> TASK TO CARRY OUT
Reproduce the data in its entirety, exactly as supplied.

*** AVAILABLE RECORDS Section Begins ***

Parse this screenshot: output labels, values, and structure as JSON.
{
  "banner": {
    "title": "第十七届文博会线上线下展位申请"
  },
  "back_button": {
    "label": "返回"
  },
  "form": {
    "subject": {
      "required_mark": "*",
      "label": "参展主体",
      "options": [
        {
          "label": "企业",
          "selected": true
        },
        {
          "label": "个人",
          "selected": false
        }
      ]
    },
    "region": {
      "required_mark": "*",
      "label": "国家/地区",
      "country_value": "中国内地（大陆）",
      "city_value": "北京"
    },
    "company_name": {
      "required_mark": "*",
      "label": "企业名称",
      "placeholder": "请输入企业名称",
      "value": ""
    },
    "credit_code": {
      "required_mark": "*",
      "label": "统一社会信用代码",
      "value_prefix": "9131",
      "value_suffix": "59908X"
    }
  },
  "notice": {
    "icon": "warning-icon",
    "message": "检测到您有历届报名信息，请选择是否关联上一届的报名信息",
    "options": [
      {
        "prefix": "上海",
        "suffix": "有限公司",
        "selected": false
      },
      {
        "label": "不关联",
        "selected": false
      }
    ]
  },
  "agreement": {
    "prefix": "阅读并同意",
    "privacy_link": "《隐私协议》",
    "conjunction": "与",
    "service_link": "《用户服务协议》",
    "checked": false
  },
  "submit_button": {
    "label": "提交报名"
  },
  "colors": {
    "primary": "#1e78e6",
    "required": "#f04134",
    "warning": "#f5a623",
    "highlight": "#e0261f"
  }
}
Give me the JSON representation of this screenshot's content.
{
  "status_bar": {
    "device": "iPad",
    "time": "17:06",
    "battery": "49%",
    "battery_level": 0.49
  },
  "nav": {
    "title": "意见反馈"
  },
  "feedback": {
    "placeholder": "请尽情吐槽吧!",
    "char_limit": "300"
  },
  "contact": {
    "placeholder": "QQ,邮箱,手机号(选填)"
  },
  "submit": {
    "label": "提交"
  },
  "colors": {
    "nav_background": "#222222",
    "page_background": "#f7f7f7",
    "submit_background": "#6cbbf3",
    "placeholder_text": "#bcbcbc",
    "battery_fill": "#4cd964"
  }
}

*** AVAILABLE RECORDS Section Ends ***

> EXERCISE RESPONSE
Parse this screenshot: output labels, values, and structure as JSON.
{
  "banner": {
    "title": "第十七届文博会线上线下展位申请"
  },
  "back_button": {
    "label": "返回"
  },
  "form": {
    "subject": {
      "required_mark": "*",
      "label": "参展主体",
      "options": [
        {
          "label": "企业",
          "selected": true
        },
        {
          "label": "个人",
          "selected": false
        }
      ]
    },
    "region": {
      "required_mark": "*",
      "label": "国家/地区",
      "country_value": "中国内地（大陆）",
      "city_value": "北京"
    },
    "company_name": {
      "required_mark": "*",
      "label": "企业名称",
      "placeholder": "请输入企业名称",
      "value": ""
    },
    "credit_code": {
      "required_mark": "*",
      "label": "统一社会信用代码",
      "value_prefix": "9131",
      "value_suffix": "59908X"
    }
  },
  "notice": {
    "icon": "warning-icon",
    "message": "检测到您有历届报名信息，请选择是否关联上一届的报名信息",
    "options": [
      {
        "prefix": "上海",
        "suffix": "有限公司",
        "selected": false
      },
      {
        "label": "不关联",
        "selected": false
      }
    ]
  },
  "agreement": {
    "prefix": "阅读并同意",
    "privacy_link": "《隐私协议》",
    "conjunction": "与",
    "service_link": "《用户服务协议》",
    "checked": false
  },
  "submit_button": {
    "label": "提交报名"
  },
  "colors": {
    "primary": "#1e78e6",
    "required": "#f04134",
    "warning": "#f5a623",
    "highlight": "#e0261f"
  }
}
Give me the JSON representation of this screenshot's content.
{
  "status_bar": {
    "device": "iPad",
    "time": "17:06",
    "battery": "49%",
    "battery_level": 0.49
  },
  "nav": {
    "title": "意见反馈"
  },
  "feedback": {
    "placeholder": "请尽情吐槽吧!",
    "char_limit": "300"
  },
  "contact": {
    "placeholder": "QQ,邮箱,手机号(选填)"
  },
  "submit": {
    "label": "提交"
  },
  "colors": {
    "nav_background": "#222222",
    "page_background": "#f7f7f7",
    "submit_background": "#6cbbf3",
    "placeholder_text": "#bcbcbc",
    "battery_fill": "#4cd964"
  }
}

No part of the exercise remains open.